++++ Source material ++++

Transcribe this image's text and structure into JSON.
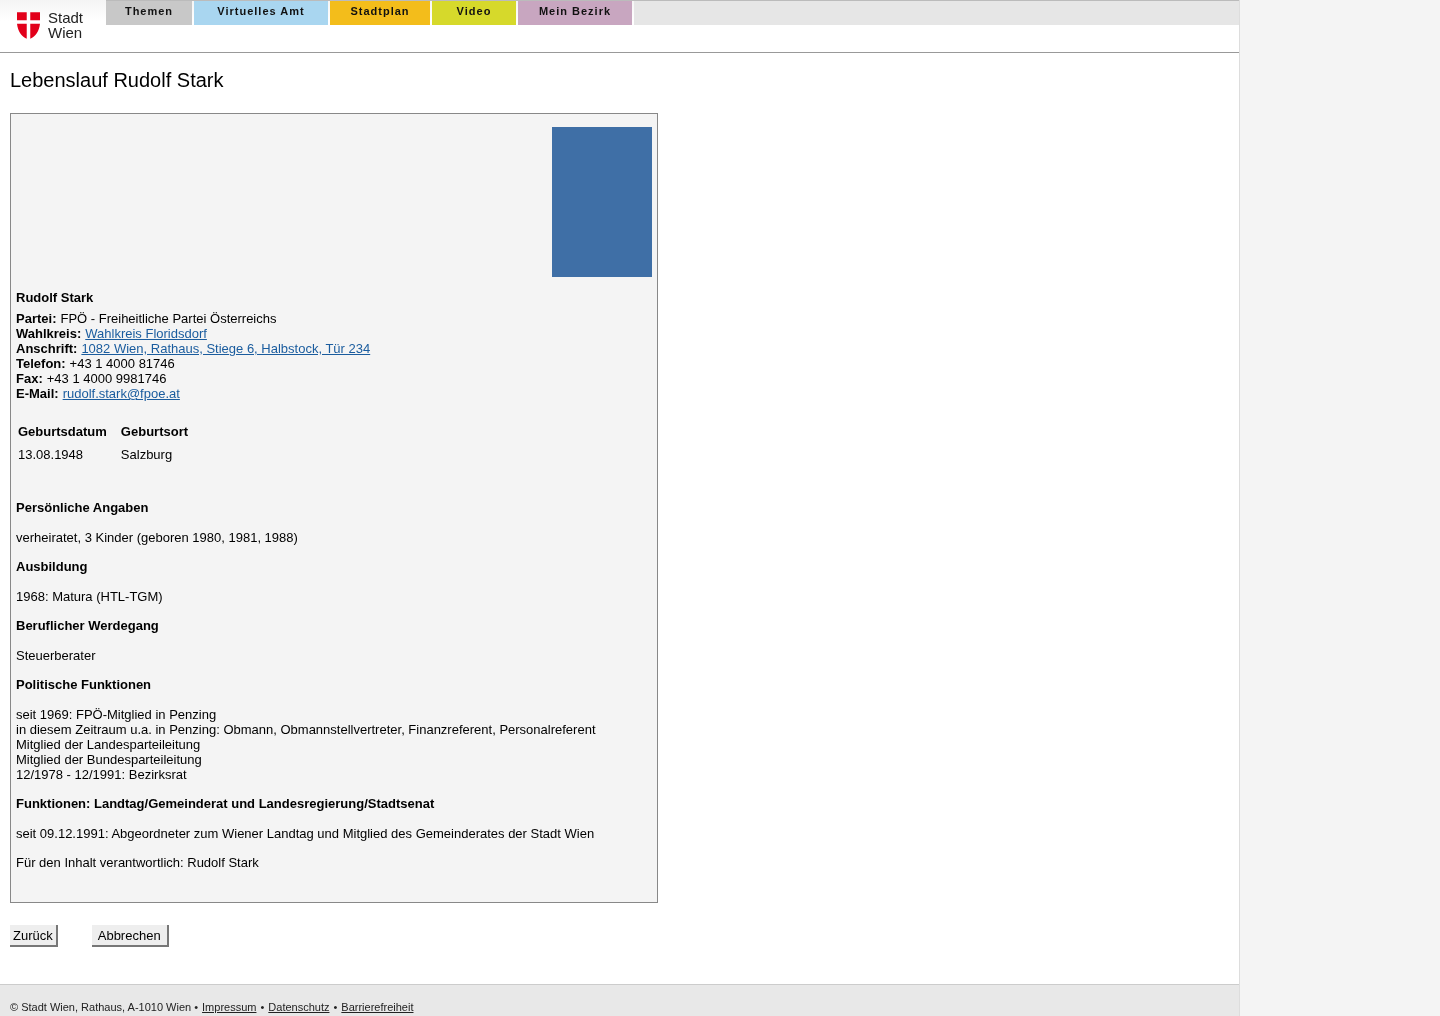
{
  "header": {
    "logo_text": [
      "Stadt",
      "Wien"
    ],
    "tabs": [
      {
        "label": "Themen",
        "color": "#c8c8c8"
      },
      {
        "label": "Virtuelles Amt",
        "color": "#a9d6f0"
      },
      {
        "label": "Stadtplan",
        "color": "#f3bd1b"
      },
      {
        "label": "Video",
        "color": "#d6d92b"
      },
      {
        "label": "Mein Bezirk",
        "color": "#c8a6c0"
      }
    ]
  },
  "page_title": "Lebenslauf Rudolf Stark",
  "profile": {
    "name": "Rudolf Stark",
    "details": [
      {
        "label": "Partei:",
        "value": "FPÖ - Freiheitliche Partei Österreichs",
        "kind": "text"
      },
      {
        "label": "Wahlkreis:",
        "value": "Wahlkreis Floridsdorf",
        "kind": "link"
      },
      {
        "label": "Anschrift:",
        "value": "1082 Wien, Rathaus, Stiege 6, Halbstock, Tür 234",
        "kind": "link"
      },
      {
        "label": "Telefon:",
        "value": "+43 1 4000 81746",
        "kind": "text"
      },
      {
        "label": "Fax:",
        "value": "+43 1 4000 9981746",
        "kind": "text"
      },
      {
        "label": "E-Mail:",
        "value": "rudolf.stark@fpoe.at",
        "kind": "link"
      }
    ],
    "birth_table": {
      "columns": [
        "Geburtsdatum",
        "Geburtsort"
      ],
      "rows": [
        [
          "13.08.1948",
          "Salzburg"
        ]
      ]
    },
    "sections": [
      {
        "heading": "Persönliche Angaben",
        "lines": [
          "verheiratet, 3 Kinder (geboren 1980, 1981, 1988)"
        ]
      },
      {
        "heading": "Ausbildung",
        "lines": [
          "1968: Matura (HTL-TGM)"
        ]
      },
      {
        "heading": "Beruflicher Werdegang",
        "lines": [
          "Steuerberater"
        ]
      },
      {
        "heading": "Politische Funktionen",
        "lines": [
          "seit 1969: FPÖ-Mitglied in Penzing",
          "in diesem Zeitraum u.a. in Penzing: Obmann, Obmannstellvertreter, Finanzreferent, Personalreferent",
          "Mitglied der Landesparteileitung",
          "Mitglied der Bundesparteileitung",
          "12/1978 - 12/1991: Bezirksrat"
        ]
      },
      {
        "heading": "Funktionen: Landtag/Gemeinderat und Landesregierung/Stadtsenat",
        "lines": [
          "seit 09.12.1991: Abgeordneter zum Wiener Landtag und Mitglied des Gemeinderates der Stadt Wien"
        ]
      }
    ],
    "responsible": "Für den Inhalt verantwortlich: Rudolf Stark"
  },
  "buttons": [
    "Zurück",
    "Abbrechen"
  ],
  "footer": [
    {
      "kind": "text",
      "text": "© Stadt Wien, Rathaus, A-1010 Wien •"
    },
    {
      "kind": "link",
      "text": "Impressum"
    },
    {
      "kind": "text",
      "text": "•"
    },
    {
      "kind": "link",
      "text": "Datenschutz"
    },
    {
      "kind": "text",
      "text": "•"
    },
    {
      "kind": "link",
      "text": "Barrierefreiheit"
    }
  ]
}
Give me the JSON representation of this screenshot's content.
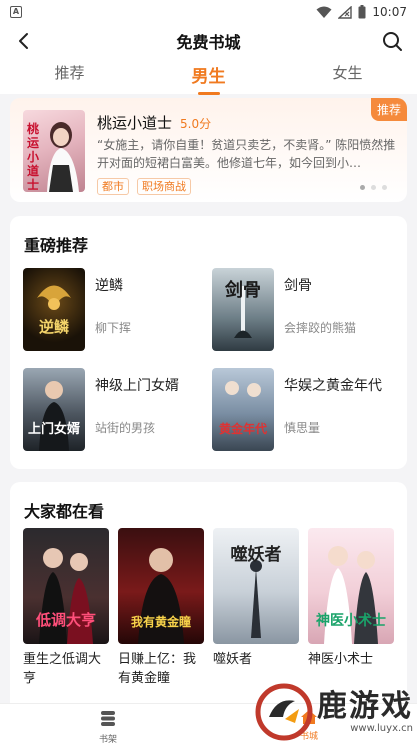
{
  "status": {
    "time": "10:07"
  },
  "header": {
    "title": "免费书城"
  },
  "tabs": [
    {
      "label": "推荐",
      "active": false
    },
    {
      "label": "男生",
      "active": true
    },
    {
      "label": "女生",
      "active": false
    }
  ],
  "banner": {
    "tag": "推荐",
    "title": "桃运小道士",
    "score": "5.0分",
    "description": "“女施主，请你自重！贫道只卖艺，不卖肾。” 陈阳愤然推开对面的短裙白富美。他修道七年，如今回到小…",
    "tags": [
      "都市",
      "职场商战"
    ],
    "cover_text": "桃运小道士"
  },
  "featured": {
    "title": "重磅推荐",
    "books": [
      {
        "title": "逆鳞",
        "author": "柳下挥",
        "cover_text": "逆鳞"
      },
      {
        "title": "剑骨",
        "author": "会摔跤的熊猫",
        "cover_text": "剑骨"
      },
      {
        "title": "神级上门女婿",
        "author": "站街的男孩",
        "cover_text": "上门女婿"
      },
      {
        "title": "华娱之黄金年代",
        "author": "慎思量",
        "cover_text": "黄金年代"
      }
    ]
  },
  "popular": {
    "title": "大家都在看",
    "books": [
      {
        "title": "重生之低调大亨",
        "cover_text": "低调大亨"
      },
      {
        "title": "日赚上亿：我有黄金瞳",
        "cover_text": "我有黄金瞳"
      },
      {
        "title": "噬妖者",
        "cover_text": "噬妖者"
      },
      {
        "title": "神医小术士",
        "cover_text": "神医小术士"
      }
    ]
  },
  "bottom_nav": {
    "shelf": "书架",
    "store": "书城"
  },
  "watermark": {
    "text": "鹿游戏",
    "url": "www.luyx.cn"
  },
  "colors": {
    "accent": "#f07a20",
    "background": "#f4f4f6"
  }
}
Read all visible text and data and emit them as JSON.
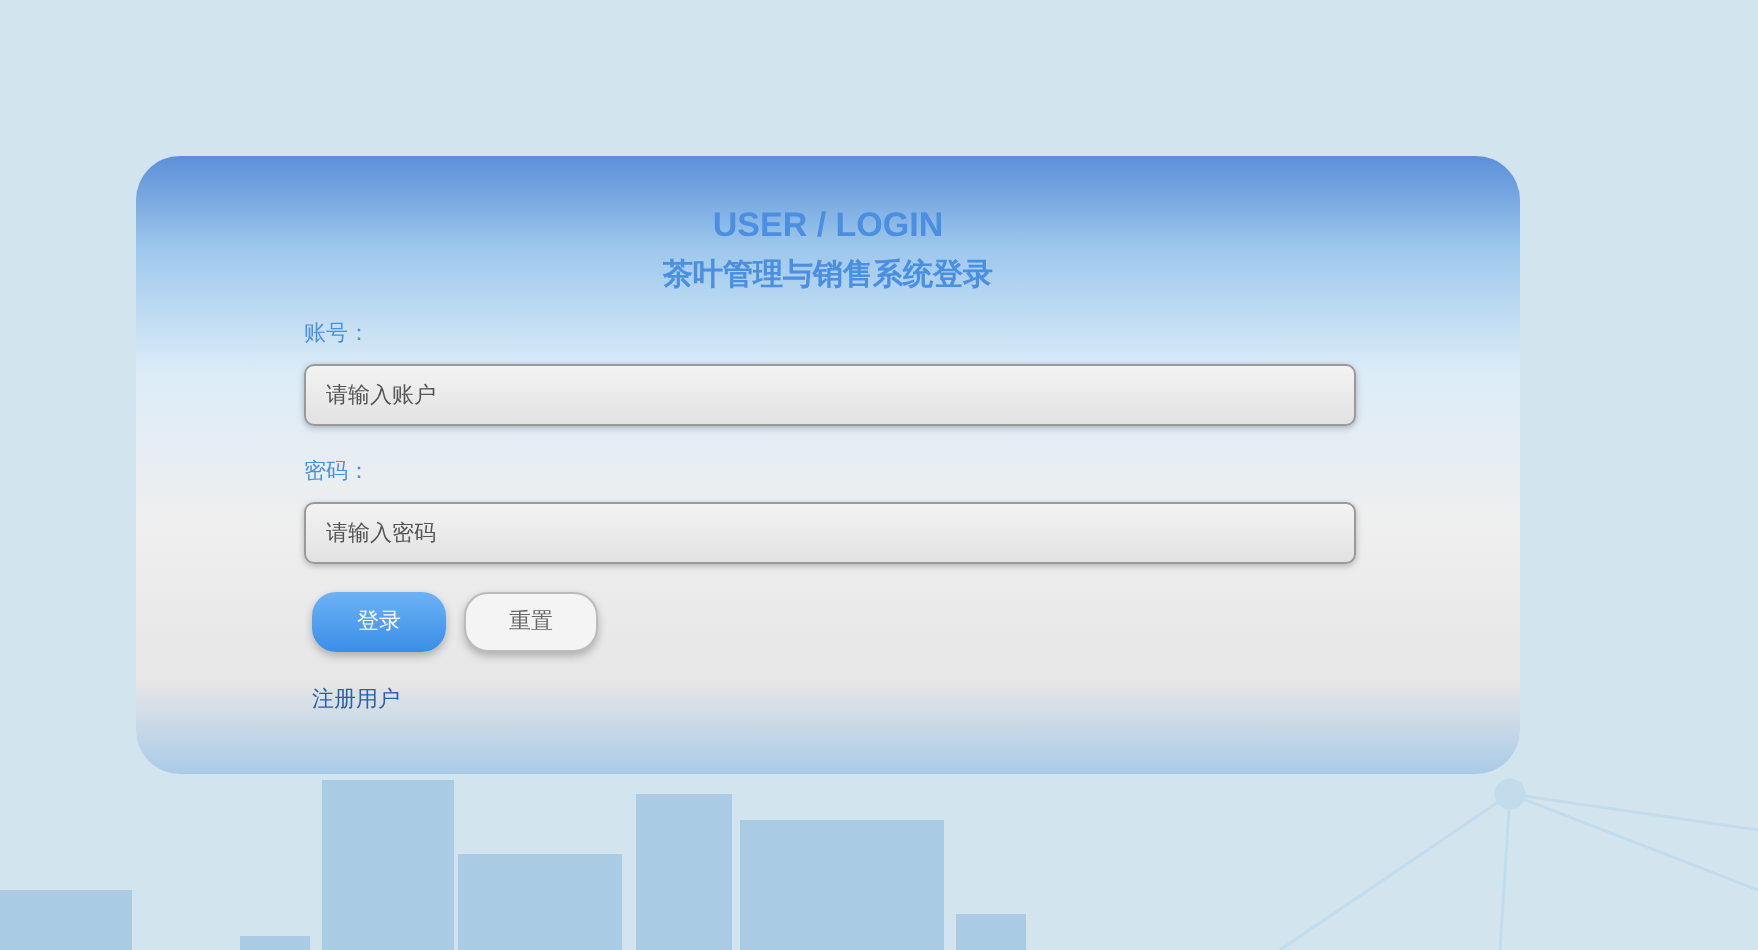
{
  "login_card": {
    "title": "USER / LOGIN",
    "subtitle": "茶叶管理与销售系统登录",
    "fields": [
      {
        "label": "账号：",
        "placeholder": "请输入账户"
      },
      {
        "label": "密码：",
        "placeholder": "请输入密码"
      }
    ],
    "buttons": [
      {
        "label": "登录",
        "kind": "primary"
      },
      {
        "label": "重置",
        "kind": "secondary"
      }
    ],
    "register_link": "注册用户"
  }
}
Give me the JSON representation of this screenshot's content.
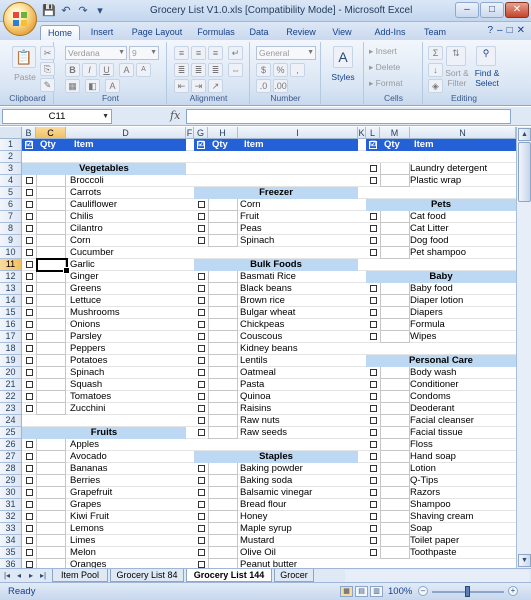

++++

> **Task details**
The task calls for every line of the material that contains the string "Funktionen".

> **Exercise answer**
        "heading": "Politische Funktionen",
        "heading": "Funktionen: Landtag/Gemeinderat und Landesregierung/Stadtsenat",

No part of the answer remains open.